World stocks’ dance to continue, but inflation could mute the music
The bull-run in global stocks fueled by cheap cash and reflation hopes will continue for at least another six months but a rise in bond yields as inflation expectations grow could throw a spanner in the works, Reuters polls found.
Despite severe economic damage from the pandemic, MSCI’s global stock index — which tracks shares across 49 countries — notched up all-time highs this month, having risen over 70% since hitting rock-bottom in late March amid ample liquidity from central banks and massive fiscal stimulus.
In recent trading sessions, world stocks have pulled back as a rapid surge in global bond yields raises expectations that major central banks could eventually turn less accommodative in a bid to tame inflation.

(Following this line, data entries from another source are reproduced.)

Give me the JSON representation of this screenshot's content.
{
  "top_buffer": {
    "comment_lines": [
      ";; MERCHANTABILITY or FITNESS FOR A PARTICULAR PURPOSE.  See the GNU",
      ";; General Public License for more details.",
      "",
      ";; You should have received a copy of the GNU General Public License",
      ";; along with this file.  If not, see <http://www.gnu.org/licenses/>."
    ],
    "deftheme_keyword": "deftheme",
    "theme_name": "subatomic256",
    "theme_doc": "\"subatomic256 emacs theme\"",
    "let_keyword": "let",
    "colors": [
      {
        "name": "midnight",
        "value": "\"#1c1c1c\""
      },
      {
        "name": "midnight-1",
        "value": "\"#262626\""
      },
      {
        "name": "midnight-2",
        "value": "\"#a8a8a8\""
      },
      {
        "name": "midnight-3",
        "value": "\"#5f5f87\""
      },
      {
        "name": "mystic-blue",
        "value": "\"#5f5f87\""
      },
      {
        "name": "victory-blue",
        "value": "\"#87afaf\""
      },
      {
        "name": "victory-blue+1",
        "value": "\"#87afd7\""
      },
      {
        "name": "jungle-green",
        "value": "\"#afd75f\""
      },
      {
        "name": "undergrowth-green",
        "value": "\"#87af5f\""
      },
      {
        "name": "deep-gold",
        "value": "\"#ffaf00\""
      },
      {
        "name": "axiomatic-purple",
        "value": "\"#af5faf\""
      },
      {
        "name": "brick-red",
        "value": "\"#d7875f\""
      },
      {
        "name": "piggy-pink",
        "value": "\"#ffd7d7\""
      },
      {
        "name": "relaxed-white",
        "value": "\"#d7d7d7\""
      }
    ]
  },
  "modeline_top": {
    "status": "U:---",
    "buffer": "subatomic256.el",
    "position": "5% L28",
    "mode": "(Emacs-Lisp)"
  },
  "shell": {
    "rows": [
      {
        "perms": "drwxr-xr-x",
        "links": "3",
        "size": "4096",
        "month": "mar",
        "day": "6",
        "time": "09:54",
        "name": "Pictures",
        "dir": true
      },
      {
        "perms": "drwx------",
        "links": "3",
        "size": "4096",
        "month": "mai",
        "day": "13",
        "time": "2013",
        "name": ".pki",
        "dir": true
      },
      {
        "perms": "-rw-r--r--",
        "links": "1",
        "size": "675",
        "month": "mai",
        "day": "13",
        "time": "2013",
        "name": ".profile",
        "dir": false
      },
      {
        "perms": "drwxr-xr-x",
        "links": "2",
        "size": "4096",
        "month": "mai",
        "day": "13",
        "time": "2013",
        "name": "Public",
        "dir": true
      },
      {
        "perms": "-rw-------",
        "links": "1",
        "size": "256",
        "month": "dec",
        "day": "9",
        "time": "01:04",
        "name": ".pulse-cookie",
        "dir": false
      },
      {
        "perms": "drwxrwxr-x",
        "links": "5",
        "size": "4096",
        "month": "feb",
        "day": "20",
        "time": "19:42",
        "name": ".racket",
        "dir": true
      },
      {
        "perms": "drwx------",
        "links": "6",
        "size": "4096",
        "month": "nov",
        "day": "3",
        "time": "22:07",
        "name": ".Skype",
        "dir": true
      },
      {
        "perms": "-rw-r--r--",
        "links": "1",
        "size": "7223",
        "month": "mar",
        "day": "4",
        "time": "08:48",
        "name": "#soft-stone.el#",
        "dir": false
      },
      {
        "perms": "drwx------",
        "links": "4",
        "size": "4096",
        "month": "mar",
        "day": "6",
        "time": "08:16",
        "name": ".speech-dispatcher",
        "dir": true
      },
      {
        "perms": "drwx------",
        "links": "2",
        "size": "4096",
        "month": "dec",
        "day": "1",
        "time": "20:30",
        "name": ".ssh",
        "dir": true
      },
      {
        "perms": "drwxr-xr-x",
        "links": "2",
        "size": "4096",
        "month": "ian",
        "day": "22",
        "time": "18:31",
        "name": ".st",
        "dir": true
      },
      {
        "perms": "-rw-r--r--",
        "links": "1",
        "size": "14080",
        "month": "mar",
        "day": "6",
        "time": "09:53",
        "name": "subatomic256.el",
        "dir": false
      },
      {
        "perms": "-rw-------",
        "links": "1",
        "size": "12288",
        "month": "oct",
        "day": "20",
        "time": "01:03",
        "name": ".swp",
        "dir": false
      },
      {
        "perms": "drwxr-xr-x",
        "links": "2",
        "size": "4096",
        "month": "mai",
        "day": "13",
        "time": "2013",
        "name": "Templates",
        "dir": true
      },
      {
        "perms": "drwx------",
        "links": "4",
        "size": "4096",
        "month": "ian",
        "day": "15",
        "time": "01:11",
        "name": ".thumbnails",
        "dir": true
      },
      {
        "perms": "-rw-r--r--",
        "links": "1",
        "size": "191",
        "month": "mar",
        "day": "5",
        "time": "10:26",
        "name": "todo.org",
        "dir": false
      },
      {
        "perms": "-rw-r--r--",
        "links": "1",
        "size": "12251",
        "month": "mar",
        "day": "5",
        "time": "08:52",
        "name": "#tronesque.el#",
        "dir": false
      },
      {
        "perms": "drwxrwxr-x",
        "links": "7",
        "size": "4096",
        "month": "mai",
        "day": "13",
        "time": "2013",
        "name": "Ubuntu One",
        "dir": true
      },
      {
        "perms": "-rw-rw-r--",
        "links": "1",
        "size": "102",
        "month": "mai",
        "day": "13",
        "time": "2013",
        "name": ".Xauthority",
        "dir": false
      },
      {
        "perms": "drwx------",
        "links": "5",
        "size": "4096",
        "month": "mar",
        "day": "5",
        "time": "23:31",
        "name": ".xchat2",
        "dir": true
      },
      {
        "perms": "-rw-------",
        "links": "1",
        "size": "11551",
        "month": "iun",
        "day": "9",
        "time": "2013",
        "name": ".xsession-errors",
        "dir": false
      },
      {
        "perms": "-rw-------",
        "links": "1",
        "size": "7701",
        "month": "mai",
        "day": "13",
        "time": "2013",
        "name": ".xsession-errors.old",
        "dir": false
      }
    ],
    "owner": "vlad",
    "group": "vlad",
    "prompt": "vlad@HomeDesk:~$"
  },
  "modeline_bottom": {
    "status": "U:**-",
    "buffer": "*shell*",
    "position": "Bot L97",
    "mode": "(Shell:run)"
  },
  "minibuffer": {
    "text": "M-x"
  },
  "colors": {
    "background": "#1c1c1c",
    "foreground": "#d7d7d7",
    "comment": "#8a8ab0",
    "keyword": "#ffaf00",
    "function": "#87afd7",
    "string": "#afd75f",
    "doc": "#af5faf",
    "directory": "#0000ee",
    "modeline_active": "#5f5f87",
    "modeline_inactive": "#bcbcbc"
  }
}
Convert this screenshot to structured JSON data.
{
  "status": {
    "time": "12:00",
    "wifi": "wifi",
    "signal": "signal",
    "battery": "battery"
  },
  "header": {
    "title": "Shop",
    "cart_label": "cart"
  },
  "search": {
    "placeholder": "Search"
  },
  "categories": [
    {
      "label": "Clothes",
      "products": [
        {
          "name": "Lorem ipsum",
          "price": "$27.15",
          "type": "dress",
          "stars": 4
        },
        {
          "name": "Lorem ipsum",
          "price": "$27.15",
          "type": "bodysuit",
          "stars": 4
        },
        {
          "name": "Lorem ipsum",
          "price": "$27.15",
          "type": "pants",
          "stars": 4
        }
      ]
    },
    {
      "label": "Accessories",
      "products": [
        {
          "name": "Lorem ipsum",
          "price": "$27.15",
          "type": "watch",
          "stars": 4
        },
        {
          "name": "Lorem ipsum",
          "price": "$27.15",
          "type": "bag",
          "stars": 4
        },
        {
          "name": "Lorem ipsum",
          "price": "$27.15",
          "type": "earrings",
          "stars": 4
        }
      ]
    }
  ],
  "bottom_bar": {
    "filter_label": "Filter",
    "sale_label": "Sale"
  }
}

But even as a gauge of equities slipped this week on hints of rising inflation led by higher oil prices and the strongest copper price in nearly a decade, the Feb. 12-24 polls of nearly 300 equity strategists found the trend of stock market gains was set to continue this year.
All 17 major stock indexes polled on by Reuters, from Tokyo to Toronto, were expected to end 2021 higher from here, with nine predicted to extend their record-setting rallies.
Fifteen of those indexes have already breached the mid-2021 consensus level and 10 indexes are above the end-2021 median level predicted in the previous poll in November.
In response to an additional question, over two-thirds, or 79 of 111 analysts, said the run-up in global stocks would continue for at least another six months, including 58 who said over a year.